[[ MATERIAL SUPPLIED, beginning ]]

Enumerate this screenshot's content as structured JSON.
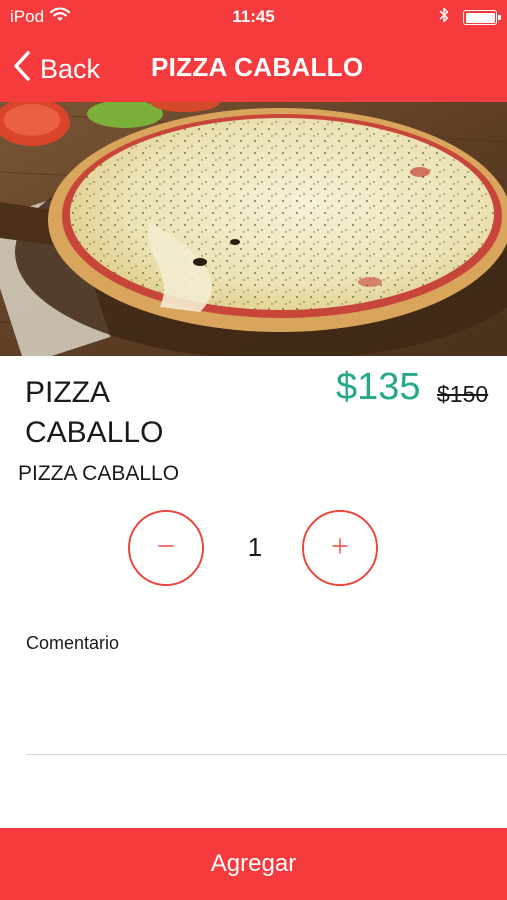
{
  "status_bar": {
    "carrier": "iPod",
    "time": "11:45",
    "wifi_icon": "wifi-icon",
    "bluetooth_icon": "bluetooth-icon",
    "battery_level": 1.0
  },
  "nav": {
    "back_label": "Back",
    "back_icon": "chevron-left-icon",
    "title": "PIZZA CABALLO"
  },
  "product": {
    "image": "pizza-photo",
    "name": "PIZZA CABALLO",
    "price": "$135",
    "old_price": "$150",
    "description": "PIZZA CABALLO"
  },
  "quantity": {
    "value": "1",
    "minus_icon": "minus-icon",
    "plus_icon": "plus-icon"
  },
  "comment": {
    "label": "Comentario",
    "value": ""
  },
  "actions": {
    "add_label": "Agregar"
  },
  "colors": {
    "header": "#f53b3e",
    "price": "#26a98a",
    "stepper": "#e8493f"
  }
}
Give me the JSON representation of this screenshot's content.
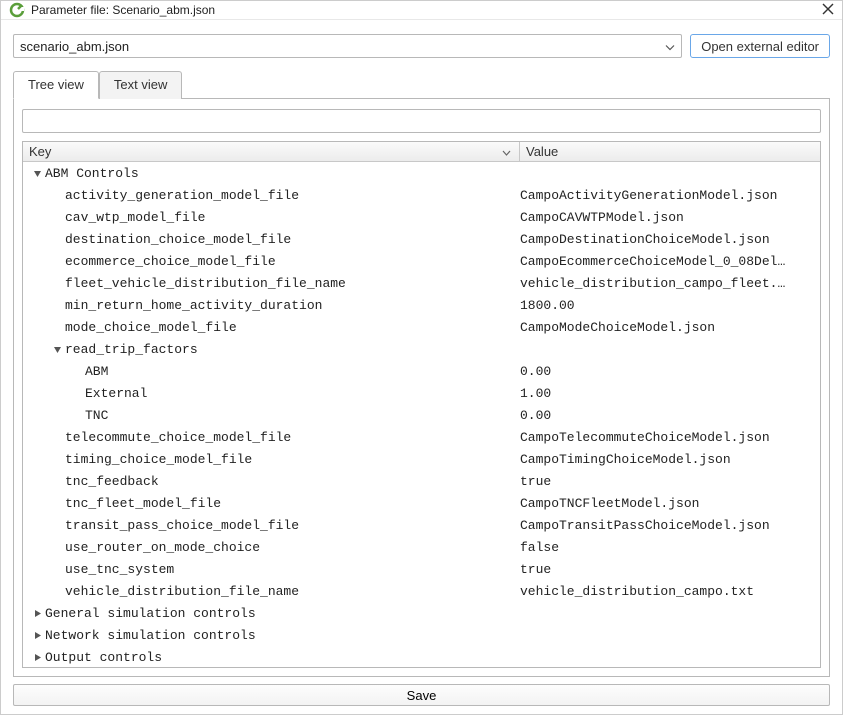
{
  "window": {
    "title": "Parameter file: Scenario_abm.json"
  },
  "toolbar": {
    "file_name": "scenario_abm.json",
    "external_editor_label": "Open external editor"
  },
  "tabs": {
    "tree": "Tree view",
    "text": "Text view",
    "active": "tree"
  },
  "columns": {
    "key": "Key",
    "value": "Value"
  },
  "footer": {
    "save_label": "Save"
  },
  "tree": [
    {
      "indent": 0,
      "expander": "down",
      "key": "ABM Controls",
      "value": ""
    },
    {
      "indent": 1,
      "expander": "",
      "key": "activity_generation_model_file",
      "value": "CampoActivityGenerationModel.json"
    },
    {
      "indent": 1,
      "expander": "",
      "key": "cav_wtp_model_file",
      "value": "CampoCAVWTPModel.json"
    },
    {
      "indent": 1,
      "expander": "",
      "key": "destination_choice_model_file",
      "value": "CampoDestinationChoiceModel.json"
    },
    {
      "indent": 1,
      "expander": "",
      "key": "ecommerce_choice_model_file",
      "value": "CampoEcommerceChoiceModel_0_08Del…"
    },
    {
      "indent": 1,
      "expander": "",
      "key": "fleet_vehicle_distribution_file_name",
      "value": "vehicle_distribution_campo_fleet.…"
    },
    {
      "indent": 1,
      "expander": "",
      "key": "min_return_home_activity_duration",
      "value": "1800.00"
    },
    {
      "indent": 1,
      "expander": "",
      "key": "mode_choice_model_file",
      "value": "CampoModeChoiceModel.json"
    },
    {
      "indent": 1,
      "expander": "down",
      "key": "read_trip_factors",
      "value": ""
    },
    {
      "indent": 2,
      "expander": "",
      "key": "ABM",
      "value": "0.00"
    },
    {
      "indent": 2,
      "expander": "",
      "key": "External",
      "value": "1.00"
    },
    {
      "indent": 2,
      "expander": "",
      "key": "TNC",
      "value": "0.00"
    },
    {
      "indent": 1,
      "expander": "",
      "key": "telecommute_choice_model_file",
      "value": "CampoTelecommuteChoiceModel.json"
    },
    {
      "indent": 1,
      "expander": "",
      "key": "timing_choice_model_file",
      "value": "CampoTimingChoiceModel.json"
    },
    {
      "indent": 1,
      "expander": "",
      "key": "tnc_feedback",
      "value": "true"
    },
    {
      "indent": 1,
      "expander": "",
      "key": "tnc_fleet_model_file",
      "value": "CampoTNCFleetModel.json"
    },
    {
      "indent": 1,
      "expander": "",
      "key": "transit_pass_choice_model_file",
      "value": "CampoTransitPassChoiceModel.json"
    },
    {
      "indent": 1,
      "expander": "",
      "key": "use_router_on_mode_choice",
      "value": "false"
    },
    {
      "indent": 1,
      "expander": "",
      "key": "use_tnc_system",
      "value": "true"
    },
    {
      "indent": 1,
      "expander": "",
      "key": "vehicle_distribution_file_name",
      "value": "vehicle_distribution_campo.txt"
    },
    {
      "indent": 0,
      "expander": "right",
      "key": "General simulation controls",
      "value": ""
    },
    {
      "indent": 0,
      "expander": "right",
      "key": "Network simulation controls",
      "value": ""
    },
    {
      "indent": 0,
      "expander": "right",
      "key": "Output controls",
      "value": ""
    }
  ]
}
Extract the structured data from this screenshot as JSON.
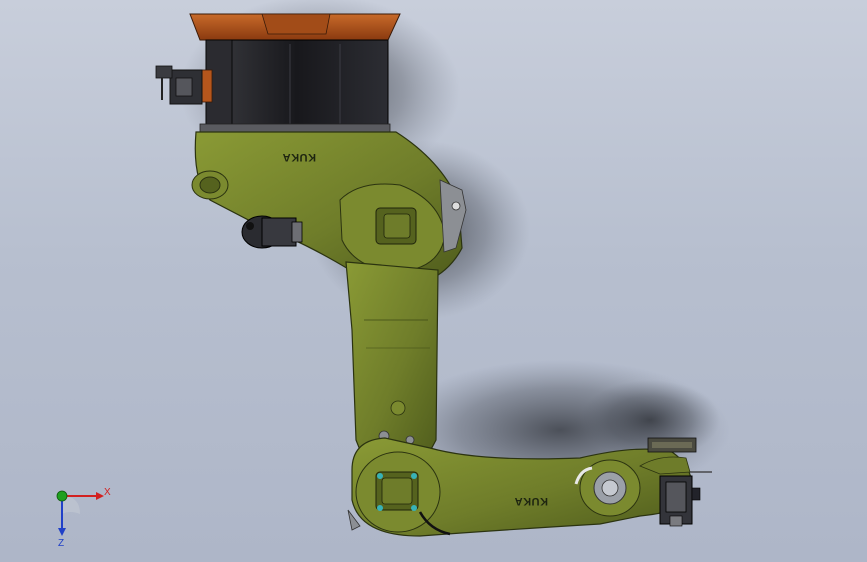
{
  "model": {
    "brand_label_upper": "KUKA",
    "brand_label_lower": "KUKA"
  },
  "triad": {
    "x_label": "X",
    "z_label": "Z"
  },
  "colors": {
    "background_top": "#c8cedb",
    "background_bottom": "#aeb6c8",
    "arm_green": "#6f7d2a",
    "arm_green_dark": "#4d5a1b",
    "base_orange": "#b5561c",
    "base_dark": "#1e1e22",
    "x_axis": "#d22020",
    "y_axis": "#1fa01f",
    "z_axis": "#2040c8"
  }
}
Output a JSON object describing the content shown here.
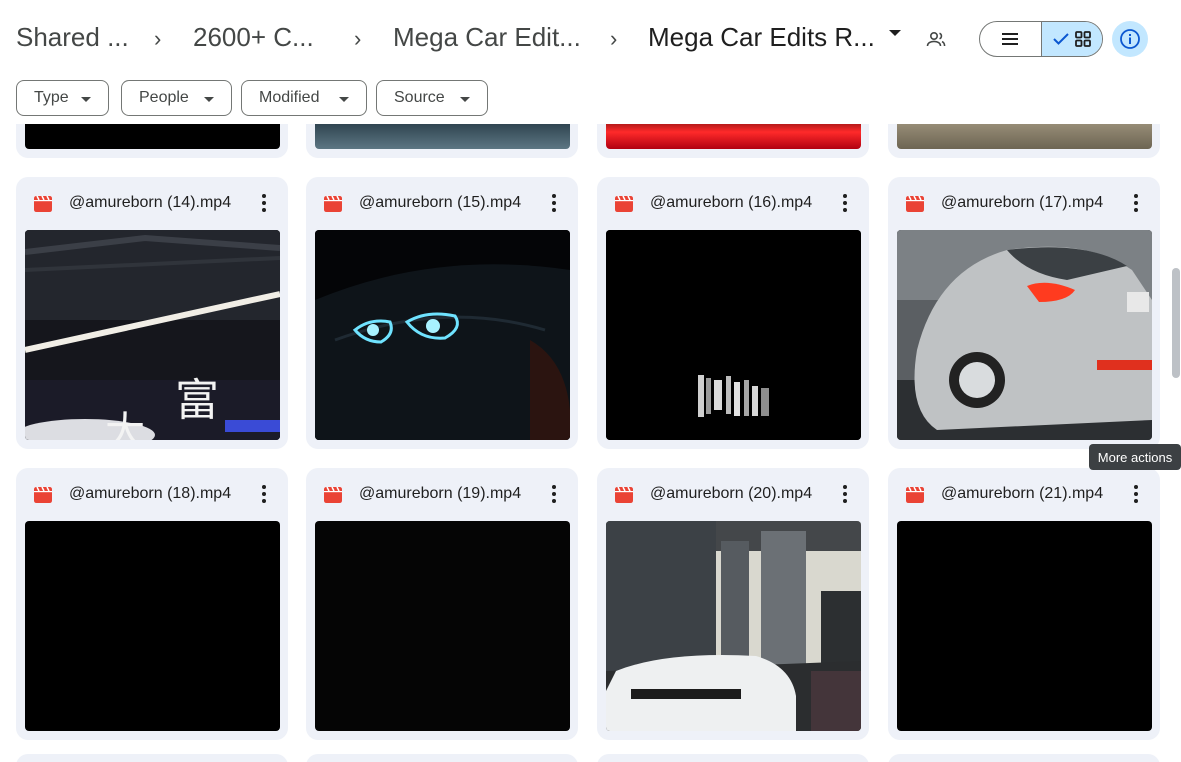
{
  "breadcrumbs": {
    "item1": "Shared ...",
    "item2": "2600+ C...",
    "item3": "Mega Car Edit...",
    "current": "Mega Car Edits R...",
    "separator": "›"
  },
  "toolbar": {
    "list_view_icon": "list-icon",
    "grid_view_icon": "grid-icon",
    "grid_view_selected": true,
    "info_icon": "info-icon",
    "share_icon": "people-icon"
  },
  "filters": [
    {
      "label": "Type"
    },
    {
      "label": "People"
    },
    {
      "label": "Modified"
    },
    {
      "label": "Source"
    }
  ],
  "files": [
    {
      "name": "@amureborn (14).mp4",
      "icon": "video-file-icon"
    },
    {
      "name": "@amureborn (15).mp4",
      "icon": "video-file-icon"
    },
    {
      "name": "@amureborn (16).mp4",
      "icon": "video-file-icon"
    },
    {
      "name": "@amureborn (17).mp4",
      "icon": "video-file-icon"
    },
    {
      "name": "@amureborn (18).mp4",
      "icon": "video-file-icon"
    },
    {
      "name": "@amureborn (19).mp4",
      "icon": "video-file-icon"
    },
    {
      "name": "@amureborn (20).mp4",
      "icon": "video-file-icon"
    },
    {
      "name": "@amureborn (21).mp4",
      "icon": "video-file-icon"
    }
  ],
  "tooltip": "More actions",
  "colors": {
    "accent": "#c2e7ff",
    "card_bg": "#eef1f8",
    "video_icon": "#ea4335"
  }
}
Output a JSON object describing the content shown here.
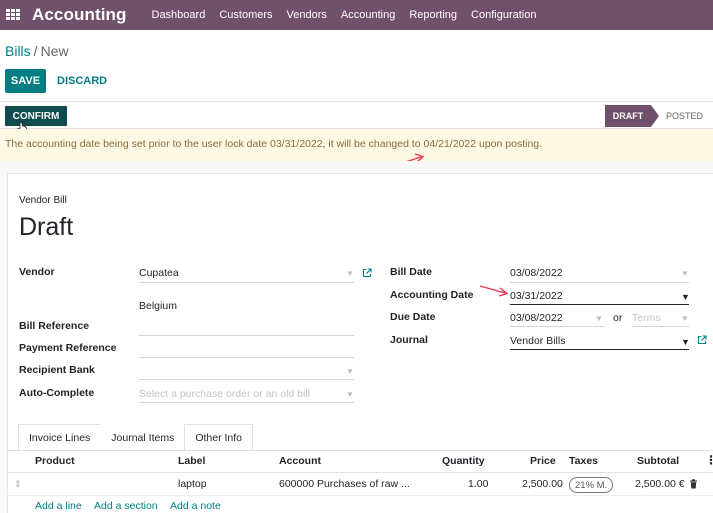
{
  "topbar": {
    "brand": "Accounting",
    "menu": [
      "Dashboard",
      "Customers",
      "Vendors",
      "Accounting",
      "Reporting",
      "Configuration"
    ]
  },
  "breadcrumb": {
    "parent": "Bills",
    "separator": "/",
    "current": "New"
  },
  "buttons": {
    "save": "SAVE",
    "discard": "DISCARD",
    "confirm": "CONFIRM"
  },
  "status": {
    "draft": "DRAFT",
    "posted": "POSTED"
  },
  "warning": "The accounting date being set prior to the user lock date 03/31/2022, it will be changed to 04/21/2022 upon posting.",
  "form": {
    "doc_type": "Vendor Bill",
    "title": "Draft",
    "vendor_label": "Vendor",
    "vendor_value": "Cupatea",
    "vendor_country": "Belgium",
    "bill_reference_label": "Bill Reference",
    "payment_reference_label": "Payment Reference",
    "recipient_bank_label": "Recipient Bank",
    "auto_complete_label": "Auto-Complete",
    "auto_complete_placeholder": "Select a purchase order or an old bill",
    "bill_date_label": "Bill Date",
    "bill_date_value": "03/08/2022",
    "accounting_date_label": "Accounting Date",
    "accounting_date_value": "03/31/2022",
    "due_date_label": "Due Date",
    "due_date_value": "03/08/2022",
    "or_label": "or",
    "terms_placeholder": "Terms",
    "journal_label": "Journal",
    "journal_value": "Vendor Bills"
  },
  "tabs": [
    "Invoice Lines",
    "Journal Items",
    "Other Info"
  ],
  "table": {
    "headers": {
      "product": "Product",
      "label": "Label",
      "account": "Account",
      "quantity": "Quantity",
      "price": "Price",
      "taxes": "Taxes",
      "subtotal": "Subtotal"
    },
    "row": {
      "label": "laptop",
      "account": "600000 Purchases of raw ...",
      "quantity": "1.00",
      "price": "2,500.00",
      "tax": "21% M.",
      "subtotal": "2,500.00 €"
    }
  },
  "add_links": {
    "line": "Add a line",
    "section": "Add a section",
    "note": "Add a note"
  },
  "colors": {
    "brand": "#71506b",
    "primary": "#017e84",
    "confirm": "#0f4a4d",
    "warning_bg": "#fcf8e3",
    "annotation_arrow": "#e8364f"
  }
}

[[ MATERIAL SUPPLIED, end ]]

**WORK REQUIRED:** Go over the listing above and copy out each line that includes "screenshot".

**YOUR RESPONSE:**
Enumerate this screenshot's content as structured JSON.
Give me the JSON representation of this screenshot's content.
Extract the structured data from this screenshot as JSON.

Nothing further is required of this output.